Passport to Art: Fabulous 1950s
Sunday, January 11 | Noon – 3:00 p.m.
Come get your Passport to Art and create a 1950s inspired masterpiece like you see in the exhibition Norman Rockwell: Behind the Camera. This free drop-in studio program for families features a new hands-on art project each month. After spending time in our open studios, explore our galleries at your own leisure or join us for the family tour at 1:00 p.m. Free.
For more information, visit columbiamuseum.org
To request hi-res images, call the Press Office at 803.343.2170 or email firstname.lastname@example.org.
About the CMA

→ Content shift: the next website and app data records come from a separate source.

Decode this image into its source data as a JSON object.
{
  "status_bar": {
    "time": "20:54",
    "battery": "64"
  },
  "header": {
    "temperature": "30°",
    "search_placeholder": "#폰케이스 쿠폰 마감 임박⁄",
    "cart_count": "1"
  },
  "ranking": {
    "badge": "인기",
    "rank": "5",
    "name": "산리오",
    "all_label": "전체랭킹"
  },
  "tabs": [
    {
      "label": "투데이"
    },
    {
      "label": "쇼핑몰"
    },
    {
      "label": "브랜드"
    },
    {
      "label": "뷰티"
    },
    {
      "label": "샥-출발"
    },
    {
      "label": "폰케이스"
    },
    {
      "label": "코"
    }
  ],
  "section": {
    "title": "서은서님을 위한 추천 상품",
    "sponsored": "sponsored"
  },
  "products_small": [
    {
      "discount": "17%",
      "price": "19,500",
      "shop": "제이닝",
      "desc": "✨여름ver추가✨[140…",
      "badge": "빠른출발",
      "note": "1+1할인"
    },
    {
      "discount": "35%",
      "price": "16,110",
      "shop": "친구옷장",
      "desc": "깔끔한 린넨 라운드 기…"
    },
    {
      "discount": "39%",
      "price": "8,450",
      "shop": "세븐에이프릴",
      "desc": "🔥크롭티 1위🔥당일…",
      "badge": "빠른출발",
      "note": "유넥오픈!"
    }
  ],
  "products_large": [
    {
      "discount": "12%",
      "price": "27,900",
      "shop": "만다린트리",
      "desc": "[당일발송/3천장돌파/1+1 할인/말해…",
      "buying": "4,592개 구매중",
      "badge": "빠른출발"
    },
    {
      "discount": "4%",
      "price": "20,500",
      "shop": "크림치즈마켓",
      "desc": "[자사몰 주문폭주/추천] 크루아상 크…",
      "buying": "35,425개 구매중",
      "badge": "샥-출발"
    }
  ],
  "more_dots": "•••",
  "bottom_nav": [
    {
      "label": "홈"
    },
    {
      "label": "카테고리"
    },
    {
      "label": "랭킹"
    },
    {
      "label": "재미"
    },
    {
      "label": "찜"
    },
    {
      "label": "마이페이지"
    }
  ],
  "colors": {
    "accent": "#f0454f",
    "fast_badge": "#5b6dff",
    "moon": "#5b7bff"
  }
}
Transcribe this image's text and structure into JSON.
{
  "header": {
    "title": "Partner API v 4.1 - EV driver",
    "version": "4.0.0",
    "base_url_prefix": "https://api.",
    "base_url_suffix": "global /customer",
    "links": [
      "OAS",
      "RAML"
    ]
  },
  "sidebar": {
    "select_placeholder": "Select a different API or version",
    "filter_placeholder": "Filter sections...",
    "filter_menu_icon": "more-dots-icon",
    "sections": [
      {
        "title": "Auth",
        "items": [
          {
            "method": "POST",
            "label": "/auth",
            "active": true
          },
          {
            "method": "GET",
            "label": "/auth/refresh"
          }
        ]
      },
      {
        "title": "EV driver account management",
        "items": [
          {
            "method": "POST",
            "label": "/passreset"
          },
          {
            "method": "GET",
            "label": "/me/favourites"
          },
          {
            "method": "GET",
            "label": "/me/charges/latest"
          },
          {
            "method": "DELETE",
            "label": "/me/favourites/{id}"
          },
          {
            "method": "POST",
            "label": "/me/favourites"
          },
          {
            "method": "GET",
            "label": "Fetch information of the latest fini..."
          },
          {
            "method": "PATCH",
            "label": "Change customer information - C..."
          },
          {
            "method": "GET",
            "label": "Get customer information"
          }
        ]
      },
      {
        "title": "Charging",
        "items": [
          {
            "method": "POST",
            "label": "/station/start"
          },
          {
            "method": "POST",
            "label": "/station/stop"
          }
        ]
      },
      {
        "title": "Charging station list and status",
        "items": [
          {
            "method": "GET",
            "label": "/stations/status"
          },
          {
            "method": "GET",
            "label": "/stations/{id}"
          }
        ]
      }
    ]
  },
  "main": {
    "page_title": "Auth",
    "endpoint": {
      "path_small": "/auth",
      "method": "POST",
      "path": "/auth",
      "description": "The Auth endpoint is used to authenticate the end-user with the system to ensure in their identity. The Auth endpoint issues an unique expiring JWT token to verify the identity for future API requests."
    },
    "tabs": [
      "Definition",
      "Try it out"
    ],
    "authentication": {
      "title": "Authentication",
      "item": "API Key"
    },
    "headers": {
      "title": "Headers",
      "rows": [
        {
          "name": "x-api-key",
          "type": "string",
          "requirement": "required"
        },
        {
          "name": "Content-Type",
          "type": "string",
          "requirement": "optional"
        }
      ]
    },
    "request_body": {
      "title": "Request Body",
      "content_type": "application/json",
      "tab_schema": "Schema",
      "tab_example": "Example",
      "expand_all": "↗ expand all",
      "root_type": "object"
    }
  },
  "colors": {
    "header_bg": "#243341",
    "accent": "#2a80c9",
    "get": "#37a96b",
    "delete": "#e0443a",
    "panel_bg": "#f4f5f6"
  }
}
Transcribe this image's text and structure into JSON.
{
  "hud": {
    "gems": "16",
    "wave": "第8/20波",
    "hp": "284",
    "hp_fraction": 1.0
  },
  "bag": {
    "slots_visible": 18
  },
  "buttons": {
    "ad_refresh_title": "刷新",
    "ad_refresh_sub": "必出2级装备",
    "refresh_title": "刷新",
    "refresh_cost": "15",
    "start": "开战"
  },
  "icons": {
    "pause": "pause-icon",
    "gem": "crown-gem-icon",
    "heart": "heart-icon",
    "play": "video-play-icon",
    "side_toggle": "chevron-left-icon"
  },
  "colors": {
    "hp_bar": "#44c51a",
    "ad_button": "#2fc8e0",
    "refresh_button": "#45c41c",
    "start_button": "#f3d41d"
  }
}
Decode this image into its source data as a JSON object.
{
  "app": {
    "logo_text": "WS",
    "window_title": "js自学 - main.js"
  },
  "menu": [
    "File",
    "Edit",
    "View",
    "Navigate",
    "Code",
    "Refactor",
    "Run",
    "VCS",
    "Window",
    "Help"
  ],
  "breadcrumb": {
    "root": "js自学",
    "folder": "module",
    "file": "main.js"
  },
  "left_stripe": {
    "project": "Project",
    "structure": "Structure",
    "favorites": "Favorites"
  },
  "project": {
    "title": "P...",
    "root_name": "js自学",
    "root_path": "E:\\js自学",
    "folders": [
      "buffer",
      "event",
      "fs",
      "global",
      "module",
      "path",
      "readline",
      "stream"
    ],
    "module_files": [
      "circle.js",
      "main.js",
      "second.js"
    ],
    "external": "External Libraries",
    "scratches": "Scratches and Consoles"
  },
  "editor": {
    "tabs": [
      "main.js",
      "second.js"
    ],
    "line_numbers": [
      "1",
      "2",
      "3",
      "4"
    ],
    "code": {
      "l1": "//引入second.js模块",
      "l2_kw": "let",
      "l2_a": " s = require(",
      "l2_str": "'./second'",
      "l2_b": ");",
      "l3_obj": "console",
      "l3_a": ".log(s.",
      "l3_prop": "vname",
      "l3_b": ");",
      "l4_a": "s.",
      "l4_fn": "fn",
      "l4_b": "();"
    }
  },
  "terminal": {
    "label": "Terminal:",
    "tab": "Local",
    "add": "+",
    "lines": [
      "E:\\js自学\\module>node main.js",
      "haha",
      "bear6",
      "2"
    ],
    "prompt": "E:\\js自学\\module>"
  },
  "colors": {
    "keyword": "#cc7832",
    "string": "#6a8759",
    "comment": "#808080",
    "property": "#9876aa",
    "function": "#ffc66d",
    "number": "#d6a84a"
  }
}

The Columbia Museum of Art is a charitable nonprofit organization dedicated to lifelong learning and community enrichment for all. Located in the heart of downtown Columbia, SC, CMA ranks among the leading art institutions in the country and is distinguished by its innovative exhibitions and creative educational programs. At the heart of the CMA and its programs is its collection, which encompasses nearly 7,000 works and spans thousands of years of history, representing a full range of world cultures. Established in 1950, the CMA now welcomes more than 135,000 visitors annually and is a catalyst for community creativity, engaging people of all ages and backgrounds with a diverse spectrum of programming, from exhibitions and lectures to concerts and Arts & Draughts parties. It is the recipient of a National Art Education Association award for its contributions to arts education and an Elizabeth O’Neill Verner Governor’s Award for the Arts for outstanding contributions to the arts in South Carolina.